You are here
ASSESSING THE PROBIOTIC EFFECT IN TREATED HIV: RESULTS OF ACTG A5350
Edgar T. Overton1, Eunice Yeh2, Rachel Presti3, Jeffrey Jacobson4, Brett Williams5, Cara Wilson6, Alan Landay5, Jason Brenchley7, Michael Dube8, Carl Fichtenbaum9, Netanya S. Utay10, Douglas W. Kitch2, Adriana Andrade11
1University of Alabama at Birmingham, Birmingham, AL, USA,2Harvard University, Boston, MA, USA,3Washington University in St Louis, St Louis, MO, USA,4Temple University, Philadelphia, PA, USA,5Rush University, Chicago, IL, USA,6University of Colorado, Aurora, CO, USA,7NIH, Bethesda, MD, USA,8University of Southern California, Los Angeles, CA, USA,9University of Cincinnati, Cincinnati, OH, USA,10University of Texas at Houston, Houston, TX, USA,11NIH, Rockville, MD, USA
HIV alters gastrointestinal (GI) tract permeability, GI lymphoid tissue structure and function, contributing to systemic inflammation. In inflammatory bowel diseases, probiotics can resolve gastrointestinal symptoms and reduce local and systemic inflammation. In this trial, we evaluated whether the probiotic Visbiome Extra Strength (ES) reduced measures of systemic inflammation in persons with HIV (PWH).
A5350, a phase II, randomized, double-blind, two-arm, placebo-controlled study, evaluated changes in soluble inflammatory markers after 24 weeks of probiotic Visbiome ES, and the safety/ tolerability in PWH on antiretroviral therapy (ART). Primary endpoint was change in sCD14 levels; secondary measures included D-dimer, Kynurenine to Tryptophan (KT) ratio, CD4 count, & CD4/CD8 ratio. Mean changes were compared between arms with a 2-sample t-test.
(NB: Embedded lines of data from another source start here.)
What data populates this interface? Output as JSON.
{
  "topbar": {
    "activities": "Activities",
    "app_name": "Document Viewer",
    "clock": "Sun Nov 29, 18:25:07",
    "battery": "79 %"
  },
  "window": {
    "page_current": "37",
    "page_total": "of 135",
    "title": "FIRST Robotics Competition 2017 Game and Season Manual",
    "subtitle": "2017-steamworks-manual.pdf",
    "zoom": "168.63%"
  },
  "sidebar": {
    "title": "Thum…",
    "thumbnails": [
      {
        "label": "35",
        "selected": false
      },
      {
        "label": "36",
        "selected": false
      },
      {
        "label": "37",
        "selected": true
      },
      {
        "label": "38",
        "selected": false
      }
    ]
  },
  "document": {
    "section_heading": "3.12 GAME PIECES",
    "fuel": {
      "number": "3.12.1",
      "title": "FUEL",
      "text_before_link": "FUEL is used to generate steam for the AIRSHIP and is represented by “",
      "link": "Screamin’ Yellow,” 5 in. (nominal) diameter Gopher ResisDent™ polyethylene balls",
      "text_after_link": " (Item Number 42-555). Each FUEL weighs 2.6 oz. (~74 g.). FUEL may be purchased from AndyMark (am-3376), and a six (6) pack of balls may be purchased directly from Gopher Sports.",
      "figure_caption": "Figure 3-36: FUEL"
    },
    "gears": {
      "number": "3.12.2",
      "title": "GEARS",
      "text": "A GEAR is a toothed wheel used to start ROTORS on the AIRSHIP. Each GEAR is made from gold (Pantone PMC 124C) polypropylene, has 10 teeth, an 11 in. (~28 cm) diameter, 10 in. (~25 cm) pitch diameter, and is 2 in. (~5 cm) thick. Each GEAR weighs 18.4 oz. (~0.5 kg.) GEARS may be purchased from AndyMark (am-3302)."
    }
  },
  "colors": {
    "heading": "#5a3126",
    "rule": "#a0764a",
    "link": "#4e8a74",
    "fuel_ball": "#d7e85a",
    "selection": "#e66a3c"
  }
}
Per-protocol analysis included all randomized participants with baseline & week 25/26 sCD14 measurements, remained on study product through week 26 with >50% adherence, no use of prohibited medications, without confirmed virologic failure, and did not experience inflammatory conditions, receive vaccines, or have concurrent illness.
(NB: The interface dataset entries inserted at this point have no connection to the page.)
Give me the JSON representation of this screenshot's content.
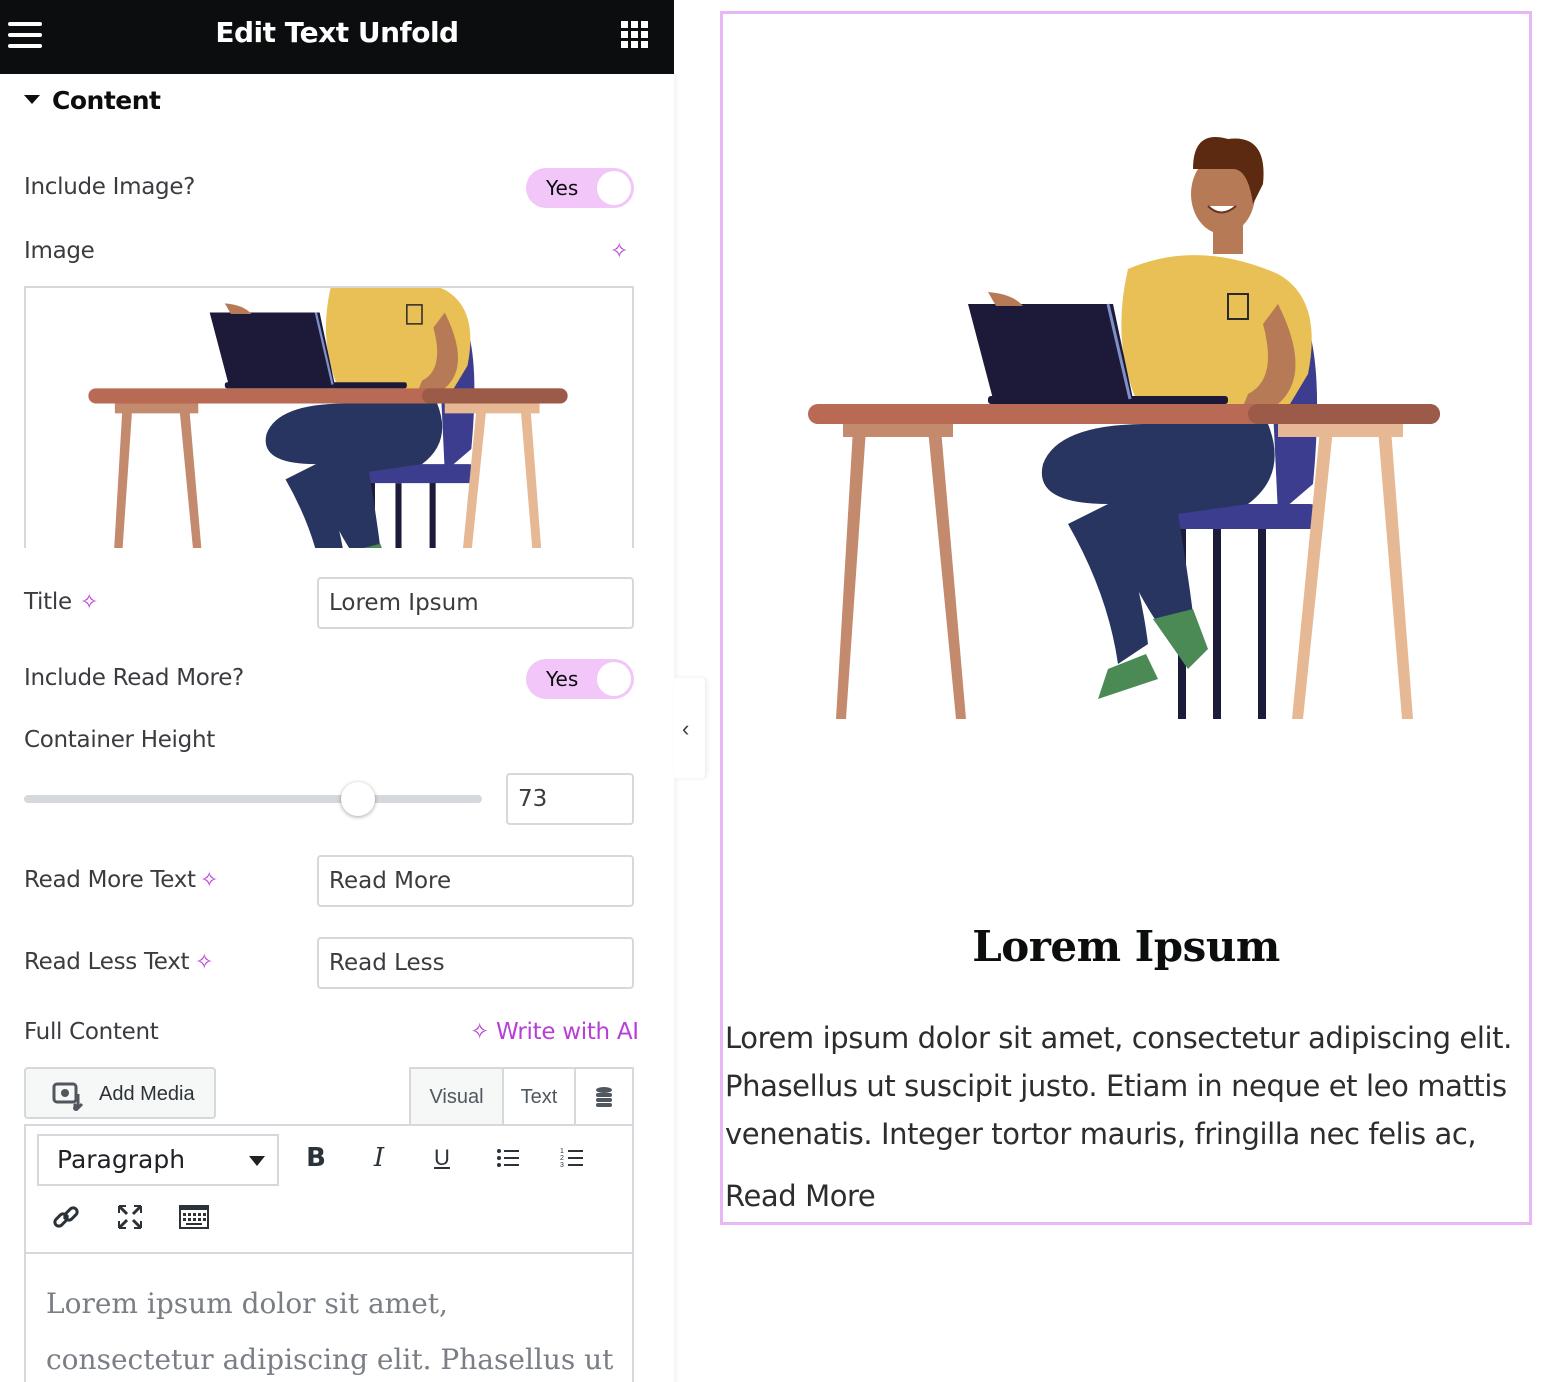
{
  "panel": {
    "title": "Edit Text Unfold",
    "section": "Content",
    "include_image": {
      "label": "Include Image?",
      "value": "Yes"
    },
    "image_label": "Image",
    "title_field": {
      "label": "Title",
      "value": "Lorem Ipsum"
    },
    "include_read_more": {
      "label": "Include Read More?",
      "value": "Yes"
    },
    "container_height": {
      "label": "Container Height",
      "value": "73"
    },
    "read_more_text": {
      "label": "Read More Text",
      "value": "Read More"
    },
    "read_less_text": {
      "label": "Read Less Text",
      "value": "Read Less"
    },
    "full_content": {
      "label": "Full Content",
      "write_ai": "Write with AI",
      "add_media": "Add Media",
      "tabs": {
        "visual": "Visual",
        "text": "Text"
      },
      "format": "Paragraph",
      "content": "Lorem ipsum dolor sit amet, consectetur adipiscing elit. Phasellus ut"
    }
  },
  "preview": {
    "title": "Lorem Ipsum",
    "body": "Lorem ipsum dolor sit amet, consectetur adipiscing elit. Phasellus ut suscipit justo. Etiam in neque et leo mattis venenatis. Integer tortor mauris, fringilla nec felis ac,",
    "read_more": "Read More"
  },
  "colors": {
    "accent": "#b73fd8",
    "toggle_on": "#f2c6f8",
    "frame_border": "#e8b8f5",
    "topbar": "#0c0d0e"
  },
  "icons": [
    "hamburger-menu-icon",
    "apps-grid-icon",
    "caret-down-icon",
    "ai-sparkle-icon",
    "add-media-icon",
    "database-icon",
    "bold-icon",
    "italic-icon",
    "underline-icon",
    "bullet-list-icon",
    "numbered-list-icon",
    "link-icon",
    "fullscreen-icon",
    "keyboard-icon",
    "chevron-left-icon"
  ]
}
Overall, 93 participants (46 placebo, 47 Visbiome ES) enrolled; 86% men, 55% white, 42% black, 20% Hispanic/Latino; median (Q1, Q3) age was 51 (45, 56) years, BMI was 27.1 (24.2, 30.7) kg/m2, CD4 count was 712 (542, 893) cells/mm3 and 99% had HIV-1 RNA <40 copies/mL; one participant had 48 copies/mL. Overall, 25 participants reported adverse events: (8 [19%] placebo; 17 [36%] Visbiome ES) (p=0.098). Excluding 19 participants who did not complete study treatment and one virologic failure, 73 participants (31 placebo; 42 Visbiome ES) remained in the per-protocol population. The mean change (95% CI) in sCD14 from baseline to week 25/26 was 92.3 (-48.5, 233) ug/L in the placebo arm and 41.0 (-94.1, 176.2) ug/L in the Visbiome ES arm, but these changes were not statistically different (p=0.60). Similarly, there were no significant differences in changes in D-dimer, KT ratio, CD4 cell counts, CD4/CD8 ratio between the arms.
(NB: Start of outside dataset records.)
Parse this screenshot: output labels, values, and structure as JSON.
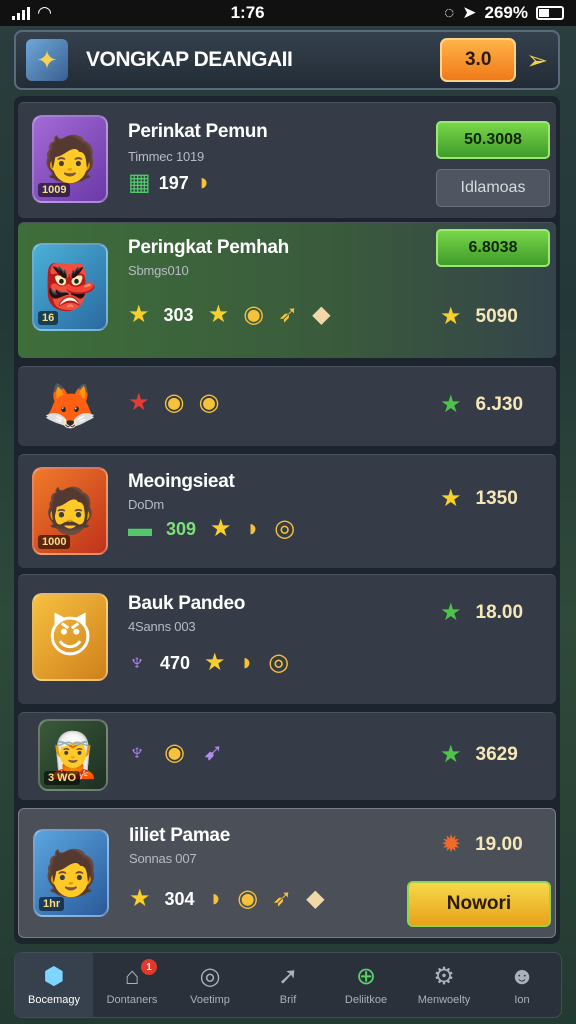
{
  "status_bar": {
    "time": "1:76",
    "battery": "269%"
  },
  "header": {
    "title": "VONGKAP DEANGAII",
    "currency_button": "3.0",
    "send_icon": "paper-plane-icon",
    "logo_icon": "shield-emblem-icon"
  },
  "rows": [
    {
      "avatar_icon": "purple-hero-avatar",
      "avatar_tag": "1009",
      "name": "Perinkat Pemun",
      "subtitle": "Timmec 1019",
      "stat_value": "197",
      "button_primary": "50.3008",
      "button_secondary": "Idlamoas"
    },
    {
      "avatar_icon": "green-goblin-avatar",
      "avatar_tag": "16",
      "name": "Peringkat Pemhah",
      "subtitle": "Sbmgs010",
      "stat_value": "303",
      "button_primary": "6.8038",
      "score": "5090"
    },
    {
      "avatar_icon": "fox-creature-avatar",
      "score": "6.J30"
    },
    {
      "avatar_icon": "fire-warrior-avatar",
      "avatar_tag": "1000",
      "name": "Meoingsieat",
      "subtitle": "DoDm",
      "stat_value": "309",
      "score": "1350"
    },
    {
      "avatar_icon": "horned-jester-avatar",
      "name": "Bauk Pandeo",
      "subtitle": "4Sanns 003",
      "stat_value": "470",
      "score": "18.00"
    },
    {
      "avatar_icon": "shadow-rogue-avatar",
      "avatar_tag": "3 WO",
      "score": "3629"
    },
    {
      "avatar_icon": "horned-hero-avatar",
      "avatar_tag": "1hr",
      "name": "Iiliet Pamae",
      "subtitle": "Sonnas 007",
      "stat_value": "304",
      "score": "19.00",
      "action_button": "Nowori"
    }
  ],
  "nav": [
    {
      "label": "Bocemagy",
      "icon": "cube-icon"
    },
    {
      "label": "Dontaners",
      "icon": "dungeon-icon",
      "badge": "1"
    },
    {
      "label": "Voetimp",
      "icon": "target-icon"
    },
    {
      "label": "Brif",
      "icon": "wing-icon"
    },
    {
      "label": "Deliitkoe",
      "icon": "plus-circle-icon"
    },
    {
      "label": "Menwoelty",
      "icon": "settings-icon"
    },
    {
      "label": "Ion",
      "icon": "person-icon"
    }
  ]
}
Visbiome ES was safe and well tolerated among this cohort. No significant effect of Visbiome ES on systemic inflammatory markers was identified. While high loss to follow up in the placebo arm limits the strength of our conclusions, these results do not support Visbiome ES as a viable strategy to reduce systemic inflammation in suppressed PWH with preserved CD4 counts.